[Value of the tilt-table test in the management of unexplained syncope in children and adolescents].Arch Mal Coeur Vaiss. 1997 May; 90(5):679-86.AM
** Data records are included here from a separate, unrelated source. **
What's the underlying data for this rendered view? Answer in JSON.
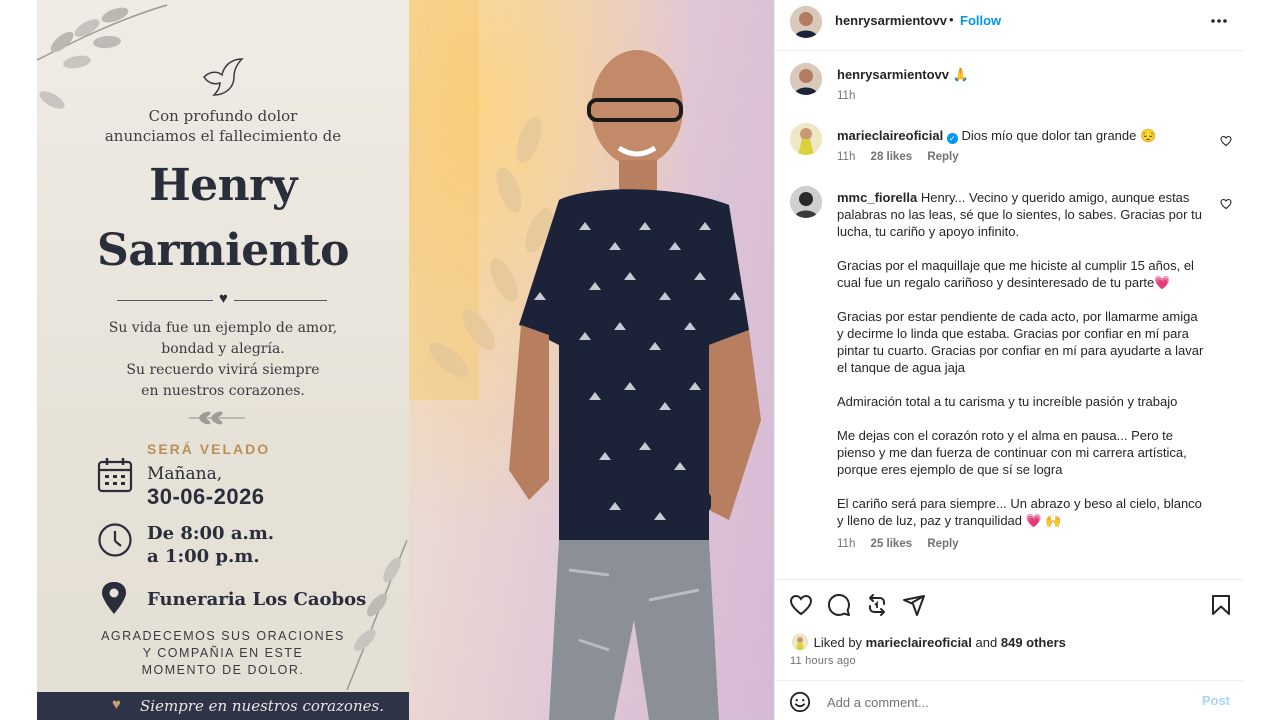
{
  "post": {
    "flyer": {
      "intro_line1": "Con profundo dolor",
      "intro_line2": "anunciamos el fallecimiento de",
      "name_line1": "Henry",
      "name_line2": "Sarmiento",
      "tribute_line1": "Su vida fue un ejemplo de amor,",
      "tribute_line2": "bondad y alegría.",
      "tribute_line3": "Su recuerdo vivirá siempre",
      "tribute_line4": "en nuestros corazones.",
      "velado_label": "SERÁ VELADO",
      "date_line1": "Mañana,",
      "date_line2": "30-06-2026",
      "time_line1": "De 8:00 a.m.",
      "time_line2": "a 1:00 p.m.",
      "place": "Funeraria Los Caobos",
      "thanks_line1": "AGRADECEMOS SUS ORACIONES",
      "thanks_line2": "Y COMPAÑIA EN ESTE",
      "thanks_line3": "MOMENTO DE DOLOR.",
      "footer": "Siempre en nuestros corazones."
    }
  },
  "header": {
    "username": "henrysarmientovv",
    "separator": "•",
    "follow_label": "Follow",
    "more_icon": "ellipsis-icon"
  },
  "caption": {
    "username": "henrysarmientovv",
    "emoji": "🙏",
    "time": "11h"
  },
  "comments": [
    {
      "username": "marieclaireoficial",
      "verified": true,
      "text": "Dios mío que dolor tan grande 😔",
      "time": "11h",
      "likes": "28 likes",
      "reply": "Reply"
    },
    {
      "username": "mmc_fiorella",
      "text_p1": "Henry... Vecino y querido amigo, aunque estas palabras no las leas, sé que lo sientes, lo sabes. Gracias por tu lucha, tu cariño y apoyo infinito.",
      "text_p2": "Gracias por el maquillaje que me hiciste al cumplir 15 años, el cual fue un regalo cariñoso y desinteresado de tu parte💗",
      "text_p3": "Gracias por estar pendiente de cada acto, por llamarme amiga y decirme lo linda que estaba. Gracias por confiar en mí para pintar tu cuarto. Gracias por confiar en mí para ayudarte a lavar el tanque de agua jaja",
      "text_p4": "Admiración total a tu carisma y tu increíble pasión y trabajo",
      "text_p5": "Me dejas con el corazón roto y el alma en pausa... Pero te pienso y me dan fuerza de continuar con mi carrera artística, porque eres ejemplo de que sí se logra",
      "text_p6": "El cariño será para siempre... Un abrazo y beso al cielo, blanco y lleno de luz, paz y tranquilidad 💗 🙌",
      "time": "11h",
      "likes": "25 likes",
      "reply": "Reply"
    }
  ],
  "actions": {
    "like_icon": "heart-icon",
    "comment_icon": "comment-icon",
    "repost_icon": "repost-icon",
    "share_icon": "send-icon",
    "save_icon": "bookmark-icon",
    "liked_by_prefix": "Liked by",
    "liked_by_user": "marieclaireoficial",
    "liked_by_and": "and",
    "liked_by_others": "849 others",
    "posted_time": "11 hours ago"
  },
  "add_comment": {
    "placeholder": "Add a comment...",
    "post_label": "Post",
    "emoji_icon": "smiley-icon"
  },
  "colors": {
    "accent": "#0095f6",
    "flyer_dark": "#2a2d3a",
    "flyer_gold": "#b8905a"
  }
}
The value of the tilt test in assessing unexplained syncope in children and adolescents was investigated in 79 patients (41 girls and 38 boys, 12.3 +/- 2.9 years). The test was performed with a tilt of 60 degrees for 45 minutes. A pharmacological provocation with isoprenaline was carried out in negative passive test. The tilt test was considered to be positive in cases of symptomatic falls of the systolic blood pressure with or without bradycardia. Asystole was defined as a ventricular pause > or = 5 seconds. During the investigation, 52 patients (66%) reproduced symptoms related to vasovagal syncope in 45 patients (57%) or panic attack in 7 others (9%). Of the 45 presenting vasovagal syncope, 7 had a cardio-inhibitory reaction with asystole of 11.2 +/- 3.3 seconds. The other responses were vasodepressive in 17 patients and mixed in 21 patients. A comparative study did not reveal any significant difference between patients with a positive or negative test including those with panic attacks. Seventy-five patients were followed up for an average of 32 +/- 22.3 months. Preventive therapy was prescribed in 34 patients because of the frequency or severity of their symptoms. At the end, 10 patients (13%) had at least one recurrence of syncope, 3 in the group with panic attacks, 5 in non-treated patients (irrespective of the result of the tilt test) and only 1 in the group of 23 patients treated with beta-blockers. The authors conclude that with a diagnostic return of 66% in this series, the tilt test seems to be the non-invasive investigation of choice in unexplained syncope in children and adolescents. In addition, true vasovagal syncope can be differentiated from psychogenic.